The MSP Black Belt Patch evaluation is very straightforward. It’s shot on the standard MSP training target, and only has four parts; all four are fairly simple but come with strict time standards. A very strong grasp of handgun fundamentals and a fast draw are needed to clear it in a timely manner. Frankly, to even have a shot at the Black Belt Patch, the sub-second draw is a requirement. Students get two separate attempts at the end of each training day.

The evaluation kicks off  with the “3-2” drill at 3-yards. This drill only takes five rounds and the shooter has to draw and shoot to the A-zone, then transition to put two shots in the headbox/index card above the A-zone in two seconds or less. This is followed by a 7-yard DTFS (draw to first shot) of a single round into the A-zone with a par time of one second. Afterward, one must shoot a Bill Drill in two seconds or less (this means a one-second draw to the first shot and then five additional splits at 0.20 seconds. The last portion of the MSP Black Belt Standards is a 25-yard A-zone DTSF with a par time of 1.5 seconds. Again, the best strategy here is having a quick draw and front loading the extra half-second into getting the correct sight picture.


While I did not clean any of the four shooting portions that weekend, I almost had the 25-yard DTFS dead to rights. My time was 1.48 seconds, but I shanked the shot off to the left due to an error in support-hand grip tension. As I write this I can still visualize the red dot of my HS507COMP gently curving counterclockwise and to the left of the A-zone as the shot broke and shanked it right into the C-zone. Were I at half of a tenth of a second faster on the draw, I would have cleared the 3-2, as my best time was 2.04. In the heat of the moment, I accidentally fumbled the straight 7-yard DTFS thinking it had to go into the head-box only to count, which took me 1.53 seconds. Even with the regular A-zone I doubt I would have cleared the second long par time. Ditto for my Bill Drill, which came in a 2.39. While this is actually my personal best at the time of this writing, it’s still too slow for a Black Belt Patch.

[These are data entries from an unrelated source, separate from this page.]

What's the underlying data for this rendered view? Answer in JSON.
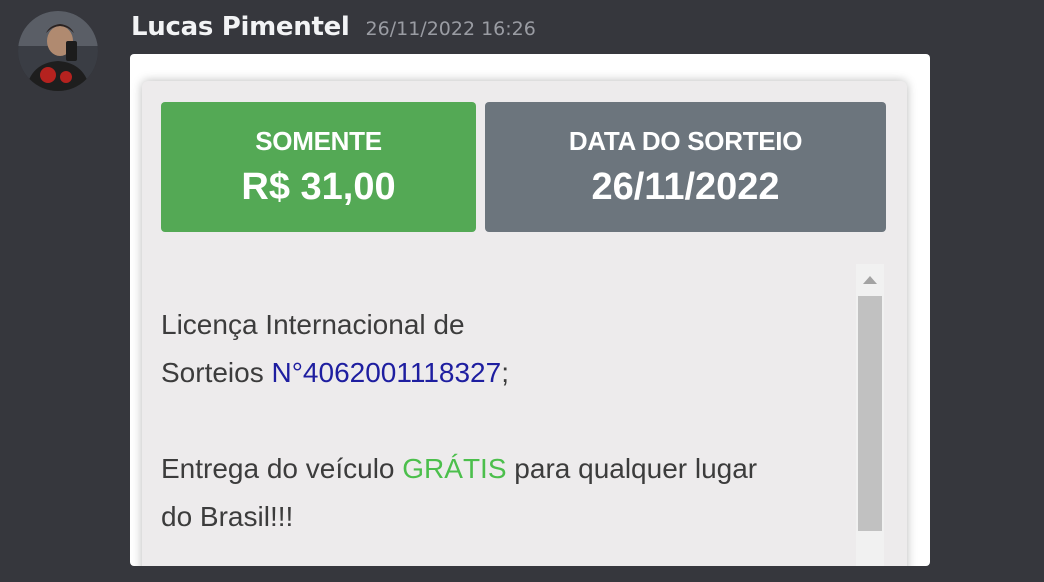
{
  "message": {
    "username": "Lucas Pimentel",
    "timestamp": "26/11/2022 16:26",
    "avatar_icon": "user-avatar-photo"
  },
  "raffle": {
    "price_label": "SOMENTE",
    "price_value": "R$ 31,00",
    "date_label": "DATA DO SORTEIO",
    "date_value": "26/11/2022",
    "license_text_1": "Licença Internacional de",
    "license_text_2": "Sorteios ",
    "license_number": "N°4062001118327",
    "license_end": ";",
    "delivery_text_1": "Entrega do veículo ",
    "delivery_free": "GRÁTIS",
    "delivery_text_2": " para qualquer lugar",
    "delivery_text_3": "do Brasil!!!"
  },
  "colors": {
    "background": "#36373d",
    "price_box": "#54a955",
    "date_box": "#6c757d",
    "license_number": "#1e1ea0",
    "free_word": "#4cbf4c"
  }
}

After training with Freeland and getting to know him better, he’s the real deal. As an instructor, Freeland has no problem executing and demonstrating what he teaches students on demand–and to a high degree. The extent that this man knows about handgun shooting and techniques is astonishing because I’d never seen an instructor ready to dive-in into a lecture about the pros-and-cons of dot occlusion or whether Captains of Crush grip exercises were actually beneficial right in the middle of the firing line. Those are just two examples from a weekend course with plenty of other shooting topics and sidebars. It won’t be too long before Freeland has enough insights to write his own book on handgun shooting. 

This two-day course felt like a continuation of one of the lessons I took away from my last pistol training class, with Green Ops a few weeks ago–especially on the first day. And this is a great thing because I got to explore the concepts directly from “the source.” Likewise, I noticed that Freeland was very forthcoming about other instructors or mentors who have helped shape his outlook and teaching–credit given where credit is due.  


The prospective student’s specific skill level isn’t as important as whether he or she can safely draw and shoot from a holster. As long as that basic competency is there, the student’s quality of instruction won’t be affected. Though the majority of students tend to wear battle belts with Safariland “bucket” type holsters, I managed to successfully shoot the entire course from concealment with my PHLster Floodlight2. The fundamentals of shooting a handgun are true regardless of the aiming system, but this is truly a class for a gun with a red dot. Between observing grip tension and trigger manipulations, I finally saw for myself what others mean when they talk about “sights whispering and red dots screaming.” 

P.E. Fitch
I am a shooter first, and a writer second. IG & Twitter: @pfitch45